We also returned from our trip to Thailand. We went there to renew our visa (it's one of the countries closest to south India), but we took full advantage of the trip and enjoyed biking around Chiang Mai and seeing Thai culture. We flew into Bangkok but spent almost all our time in Chiang Mai, a northern city. Ben's dad had been there the previous week on a medical mission trip, so it was a perfect opportunity for him to leave us some things we needed. Chiang Mai was perfect. Beautiful, not intimidating, and authentic. The Thai people are so approachable and friendly, laid back, and hospitable. Many of the people we met had hilarious personalities. To make it even better, the food is so good. You can step outside your door and buy any type of food imagineable in fresh markets (which were ultra clean). We loved our time in Chiang Mai.
(the Grand Palace in Bangkok)
When we came back to the home, there was an adorable new member of the household! 4-year-old Vetry was taken in after his mother committed suicide (in front of him) by pouring kerosene over herself and lighting a match. He is a wild child, but a real cutie. It's fun to see him start to learn English words as he only speaks Tamil. Last night, he told Tammy that he was having horrible nightmares at night and was being visited by demons (every time he slept he would wake up afraid/crying). Not sure what was going on, everyone prayed over him for the nightmares to stop. He slept perfectly last night, and said that "Jesus came and helped him". Isn't that awesome?
We'll be saying goodbye to India and leaving for America next week. Please pray for us as we have some big, specific needs and uncertainties.

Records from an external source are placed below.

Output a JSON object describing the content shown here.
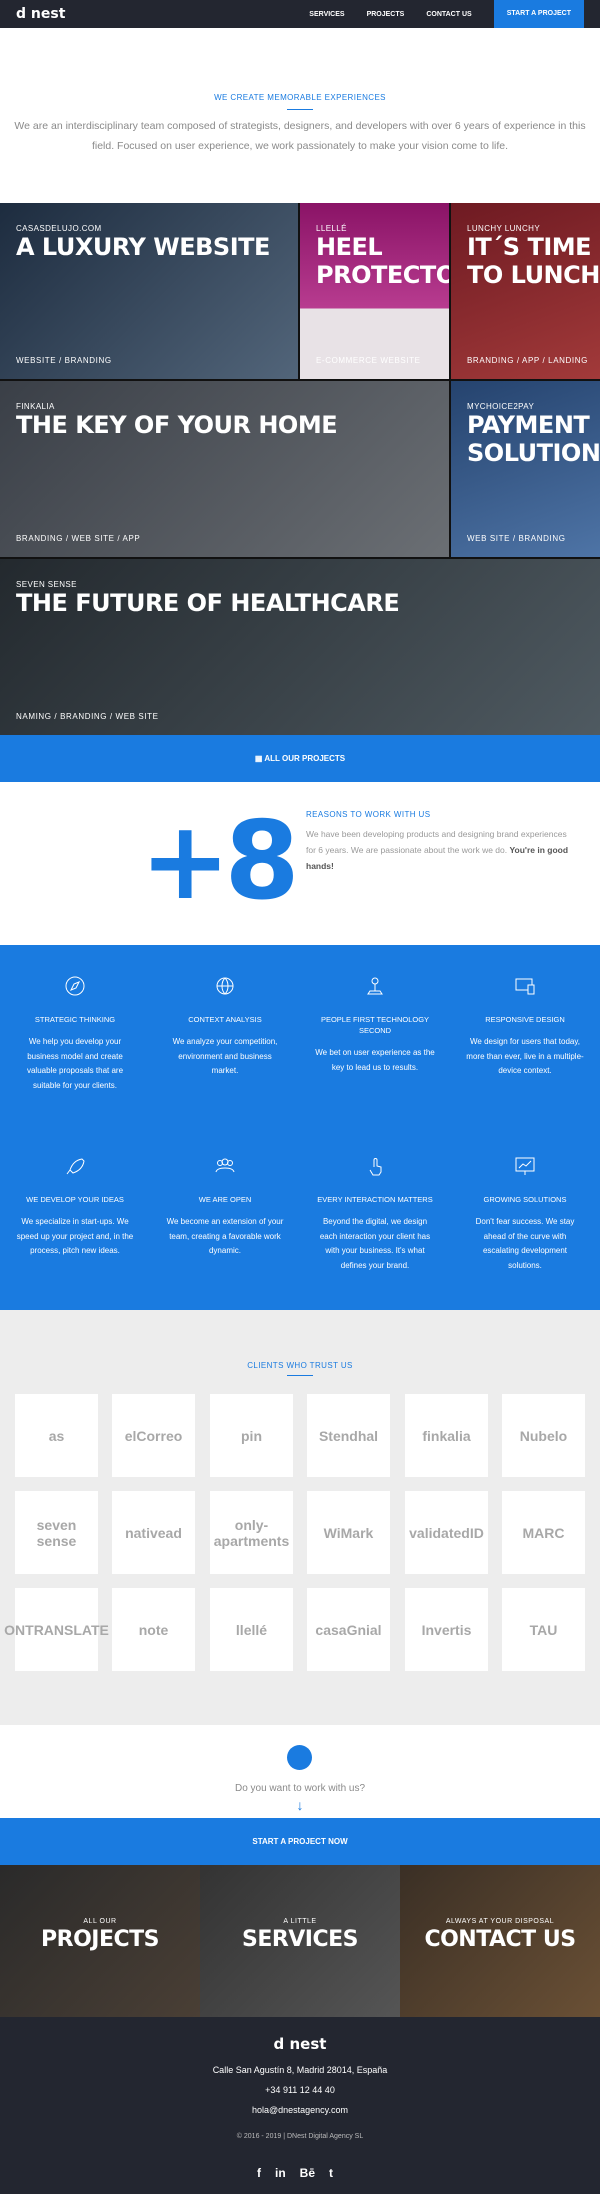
{
  "nav": {
    "logo": "d nest",
    "items": [
      "SERVICES",
      "PROJECTS",
      "CONTACT US"
    ],
    "cta": "START A PROJECT"
  },
  "intro": {
    "kicker": "WE CREATE MEMORABLE EXPERIENCES",
    "text": "We are an interdisciplinary team composed of strategists, designers, and developers with over 6 years of experience in this field. Focused on user experience, we work passionately to make your vision come to life."
  },
  "projects": [
    {
      "client": "CASASDELUJO.COM",
      "title": "A LUXURY WEBSITE",
      "tags": "WEBSITE / BRANDING",
      "color": "#2d3f55"
    },
    {
      "client": "LLELLÉ",
      "title": "HEEL PROTECTORS",
      "tags": "E-COMMERCE WEBSITE",
      "color": "#8a1366"
    },
    {
      "client": "LUNCHY LUNCHY",
      "title": "IT´S TIME TO LUNCH",
      "tags": "BRANDING / APP / LANDING",
      "color": "#7a2027"
    },
    {
      "client": "FINKALIA",
      "title": "THE KEY OF YOUR HOME",
      "tags": "BRANDING / WEB SITE / APP",
      "color": "#3a3f47"
    },
    {
      "client": "MYCHOICE2PAY",
      "title": "PAYMENT SOLUTIONS",
      "tags": "WEB SITE / BRANDING",
      "color": "#2d4d7a"
    },
    {
      "client": "SEVEN SENSE",
      "title": "THE FUTURE OF HEALTHCARE",
      "tags": "NAMING / BRANDING / WEB SITE",
      "color": "#2a3036"
    }
  ],
  "all_projects": "ALL OUR PROJECTS",
  "why": {
    "number": "+8",
    "kicker": "REASONS TO WORK WITH US",
    "text": "We have been developing products and designing brand experiences for 6 years. We are passionate about the work we do.",
    "bold": "You're in good hands!"
  },
  "features": [
    {
      "title": "STRATEGIC THINKING",
      "icon": "compass-icon",
      "desc": "We help you develop your business model and create valuable proposals that are suitable for your clients."
    },
    {
      "title": "CONTEXT ANALYSIS",
      "icon": "globe-icon",
      "desc": "We analyze your competition, environment and business market."
    },
    {
      "title": "PEOPLE FIRST TECHNOLOGY SECOND",
      "icon": "joystick-icon",
      "desc": "We bet on user experience as the key to lead us to results."
    },
    {
      "title": "RESPONSIVE DESIGN",
      "icon": "devices-icon",
      "desc": "We design for users that today, more than ever, live in a multiple-device context."
    },
    {
      "title": "WE DEVELOP YOUR IDEAS",
      "icon": "rocket-icon",
      "desc": "We specialize in start-ups. We speed up your project and, in the process, pitch new ideas."
    },
    {
      "title": "WE ARE OPEN",
      "icon": "team-icon",
      "desc": "We become an extension of your team, creating a favorable work dynamic."
    },
    {
      "title": "EVERY INTERACTION MATTERS",
      "icon": "tap-icon",
      "desc": "Beyond the digital, we design each interaction your client has with your business. It's what defines your brand."
    },
    {
      "title": "GROWING SOLUTIONS",
      "icon": "chart-icon",
      "desc": "Don't fear success. We stay ahead of the curve with escalating development solutions."
    }
  ],
  "clients": {
    "kicker": "CLIENTS WHO TRUST US",
    "logos": [
      "as",
      "elCorreo",
      "pin",
      "Stendhal",
      "finkalia",
      "Nubelo",
      "seven sense",
      "nativead",
      "only- apartments",
      "WiMark",
      "validatedID",
      "MARC",
      "ONTRANSLATE",
      "note",
      "llellé",
      "casaGnial",
      "Invertis",
      "TAU"
    ]
  },
  "cta": {
    "question": "Do you want to work with us?",
    "arrow": "↓",
    "button": "START A PROJECT NOW"
  },
  "panels": [
    {
      "small": "ALL OUR",
      "big": "PROJECTS"
    },
    {
      "small": "A LITTLE",
      "big": "SERVICES"
    },
    {
      "small": "ALWAYS AT YOUR DISPOSAL",
      "big": "CONTACT US"
    }
  ],
  "footer": {
    "logo": "d nest",
    "address": "Calle San Agustín 8, Madrid 28014, España",
    "phone": "+34 911 12 44 40",
    "email": "hola@dnestagency.com",
    "copyright": "© 2016 - 2019 | DNest Digital Agency SL",
    "social": [
      "f",
      "in",
      "Bē",
      "t"
    ]
  }
}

We can't wait to see you! Signing off from India (but not from blogging)....